(Task inputs)

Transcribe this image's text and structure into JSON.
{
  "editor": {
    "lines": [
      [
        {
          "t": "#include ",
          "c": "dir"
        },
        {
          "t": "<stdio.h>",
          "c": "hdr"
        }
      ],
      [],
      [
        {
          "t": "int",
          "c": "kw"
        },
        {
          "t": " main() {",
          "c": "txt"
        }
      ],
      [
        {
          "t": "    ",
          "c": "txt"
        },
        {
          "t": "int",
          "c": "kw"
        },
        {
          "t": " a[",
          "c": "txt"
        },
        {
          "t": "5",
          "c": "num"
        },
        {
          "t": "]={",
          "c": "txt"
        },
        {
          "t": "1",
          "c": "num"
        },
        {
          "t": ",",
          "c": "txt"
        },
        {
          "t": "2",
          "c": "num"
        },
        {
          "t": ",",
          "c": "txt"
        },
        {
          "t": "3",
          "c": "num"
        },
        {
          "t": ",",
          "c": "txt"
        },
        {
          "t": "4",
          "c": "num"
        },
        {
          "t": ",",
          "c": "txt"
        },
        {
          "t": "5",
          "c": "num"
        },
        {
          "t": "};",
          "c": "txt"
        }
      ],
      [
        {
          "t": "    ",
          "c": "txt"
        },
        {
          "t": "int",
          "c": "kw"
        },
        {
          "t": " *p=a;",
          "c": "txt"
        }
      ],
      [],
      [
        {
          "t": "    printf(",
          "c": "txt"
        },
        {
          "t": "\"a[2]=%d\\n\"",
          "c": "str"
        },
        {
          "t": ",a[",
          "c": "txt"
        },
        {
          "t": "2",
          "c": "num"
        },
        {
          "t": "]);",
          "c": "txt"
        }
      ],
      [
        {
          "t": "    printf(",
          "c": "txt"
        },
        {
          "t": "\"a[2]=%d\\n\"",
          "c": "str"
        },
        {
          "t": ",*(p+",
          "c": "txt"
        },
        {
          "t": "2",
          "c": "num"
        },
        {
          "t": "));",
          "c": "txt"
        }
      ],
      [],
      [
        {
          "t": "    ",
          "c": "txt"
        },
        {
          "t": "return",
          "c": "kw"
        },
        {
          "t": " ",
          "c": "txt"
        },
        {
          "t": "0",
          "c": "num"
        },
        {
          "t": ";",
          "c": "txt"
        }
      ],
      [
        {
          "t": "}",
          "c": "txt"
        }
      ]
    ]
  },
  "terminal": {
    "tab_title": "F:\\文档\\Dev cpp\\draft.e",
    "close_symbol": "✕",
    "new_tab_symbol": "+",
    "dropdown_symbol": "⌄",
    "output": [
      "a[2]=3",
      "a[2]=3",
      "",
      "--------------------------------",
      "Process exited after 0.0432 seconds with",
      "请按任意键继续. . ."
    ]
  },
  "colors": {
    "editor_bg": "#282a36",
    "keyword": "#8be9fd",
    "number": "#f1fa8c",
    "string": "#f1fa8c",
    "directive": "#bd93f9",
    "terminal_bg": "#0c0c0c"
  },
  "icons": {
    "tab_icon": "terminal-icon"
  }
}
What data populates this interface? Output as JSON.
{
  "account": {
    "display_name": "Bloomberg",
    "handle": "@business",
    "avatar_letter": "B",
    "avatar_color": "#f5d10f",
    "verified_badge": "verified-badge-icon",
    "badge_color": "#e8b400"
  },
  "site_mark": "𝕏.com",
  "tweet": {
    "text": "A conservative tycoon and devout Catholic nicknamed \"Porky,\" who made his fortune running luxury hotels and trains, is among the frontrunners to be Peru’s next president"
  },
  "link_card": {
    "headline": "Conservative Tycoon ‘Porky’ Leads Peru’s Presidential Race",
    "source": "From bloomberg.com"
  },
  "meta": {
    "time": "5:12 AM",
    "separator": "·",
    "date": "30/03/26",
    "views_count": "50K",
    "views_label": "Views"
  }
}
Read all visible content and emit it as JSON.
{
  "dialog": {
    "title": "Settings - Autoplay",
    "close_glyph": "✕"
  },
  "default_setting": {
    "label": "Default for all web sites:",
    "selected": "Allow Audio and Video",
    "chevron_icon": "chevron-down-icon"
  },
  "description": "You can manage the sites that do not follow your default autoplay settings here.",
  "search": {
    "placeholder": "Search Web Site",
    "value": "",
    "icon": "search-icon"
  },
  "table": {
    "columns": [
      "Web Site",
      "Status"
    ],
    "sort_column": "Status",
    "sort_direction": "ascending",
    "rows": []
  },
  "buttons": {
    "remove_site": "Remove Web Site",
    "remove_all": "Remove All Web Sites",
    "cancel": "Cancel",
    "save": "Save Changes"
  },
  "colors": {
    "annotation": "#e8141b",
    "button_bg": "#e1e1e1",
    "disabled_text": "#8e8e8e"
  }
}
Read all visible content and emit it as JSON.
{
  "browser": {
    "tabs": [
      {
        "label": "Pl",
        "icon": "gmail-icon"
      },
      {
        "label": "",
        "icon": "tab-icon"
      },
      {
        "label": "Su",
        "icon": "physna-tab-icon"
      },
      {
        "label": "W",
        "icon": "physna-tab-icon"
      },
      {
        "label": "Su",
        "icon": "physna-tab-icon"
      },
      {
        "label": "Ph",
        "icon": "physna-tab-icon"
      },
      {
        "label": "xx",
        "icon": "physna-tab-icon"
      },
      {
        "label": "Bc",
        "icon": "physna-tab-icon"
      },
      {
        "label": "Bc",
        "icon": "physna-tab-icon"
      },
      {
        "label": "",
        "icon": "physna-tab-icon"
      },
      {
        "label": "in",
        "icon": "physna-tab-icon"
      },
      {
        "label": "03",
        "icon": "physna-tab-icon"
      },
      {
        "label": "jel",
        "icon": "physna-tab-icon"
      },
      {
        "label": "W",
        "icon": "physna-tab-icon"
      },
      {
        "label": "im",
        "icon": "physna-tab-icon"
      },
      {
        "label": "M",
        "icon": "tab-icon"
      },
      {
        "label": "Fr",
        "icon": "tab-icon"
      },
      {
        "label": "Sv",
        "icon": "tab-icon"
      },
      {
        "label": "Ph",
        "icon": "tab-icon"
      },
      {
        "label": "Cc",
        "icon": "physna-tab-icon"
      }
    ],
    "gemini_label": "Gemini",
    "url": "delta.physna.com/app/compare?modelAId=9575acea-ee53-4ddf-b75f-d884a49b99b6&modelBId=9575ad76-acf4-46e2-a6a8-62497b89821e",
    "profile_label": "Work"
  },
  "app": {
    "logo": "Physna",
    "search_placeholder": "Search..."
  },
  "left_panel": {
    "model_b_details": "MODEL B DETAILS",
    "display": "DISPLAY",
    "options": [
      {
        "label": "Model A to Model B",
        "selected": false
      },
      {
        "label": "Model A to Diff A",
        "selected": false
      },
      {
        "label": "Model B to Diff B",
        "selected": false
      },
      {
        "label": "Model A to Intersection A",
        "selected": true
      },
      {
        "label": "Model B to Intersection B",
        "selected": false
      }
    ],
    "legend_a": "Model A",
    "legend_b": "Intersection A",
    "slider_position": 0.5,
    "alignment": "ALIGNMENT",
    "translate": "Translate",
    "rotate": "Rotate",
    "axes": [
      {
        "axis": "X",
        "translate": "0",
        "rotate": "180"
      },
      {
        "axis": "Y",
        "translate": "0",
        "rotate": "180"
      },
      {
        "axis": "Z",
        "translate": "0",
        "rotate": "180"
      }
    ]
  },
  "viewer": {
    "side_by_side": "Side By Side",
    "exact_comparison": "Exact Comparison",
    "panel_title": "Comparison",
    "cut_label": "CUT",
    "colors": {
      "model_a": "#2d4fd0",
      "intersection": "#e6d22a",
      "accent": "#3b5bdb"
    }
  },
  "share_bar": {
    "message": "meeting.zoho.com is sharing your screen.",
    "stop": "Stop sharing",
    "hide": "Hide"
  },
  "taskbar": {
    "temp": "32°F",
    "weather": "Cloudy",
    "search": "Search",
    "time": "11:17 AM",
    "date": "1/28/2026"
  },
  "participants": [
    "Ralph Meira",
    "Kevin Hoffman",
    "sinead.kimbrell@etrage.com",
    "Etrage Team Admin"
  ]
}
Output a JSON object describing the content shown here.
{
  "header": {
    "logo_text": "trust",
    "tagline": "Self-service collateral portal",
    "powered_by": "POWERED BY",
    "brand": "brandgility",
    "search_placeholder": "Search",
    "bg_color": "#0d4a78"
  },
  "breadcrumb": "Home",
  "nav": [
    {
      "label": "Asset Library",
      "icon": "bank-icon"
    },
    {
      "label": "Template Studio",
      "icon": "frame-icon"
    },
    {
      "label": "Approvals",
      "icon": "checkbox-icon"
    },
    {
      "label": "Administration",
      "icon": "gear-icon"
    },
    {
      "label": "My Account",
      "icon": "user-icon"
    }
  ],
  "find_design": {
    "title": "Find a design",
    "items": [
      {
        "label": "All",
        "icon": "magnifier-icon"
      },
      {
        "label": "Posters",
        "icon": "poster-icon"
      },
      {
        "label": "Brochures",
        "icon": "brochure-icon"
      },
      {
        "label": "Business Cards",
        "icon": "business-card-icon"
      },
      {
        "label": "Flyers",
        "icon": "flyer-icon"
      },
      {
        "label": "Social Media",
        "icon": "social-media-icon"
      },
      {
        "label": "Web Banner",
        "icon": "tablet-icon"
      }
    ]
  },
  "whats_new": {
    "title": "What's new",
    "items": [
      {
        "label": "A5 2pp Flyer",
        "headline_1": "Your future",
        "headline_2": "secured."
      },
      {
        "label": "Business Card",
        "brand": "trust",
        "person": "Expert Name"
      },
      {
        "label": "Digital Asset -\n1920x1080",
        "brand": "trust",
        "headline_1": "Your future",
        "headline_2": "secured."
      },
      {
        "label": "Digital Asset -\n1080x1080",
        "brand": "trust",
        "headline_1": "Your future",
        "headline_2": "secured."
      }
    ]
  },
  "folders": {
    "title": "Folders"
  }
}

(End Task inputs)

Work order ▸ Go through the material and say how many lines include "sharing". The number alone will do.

Task answer ▸ 2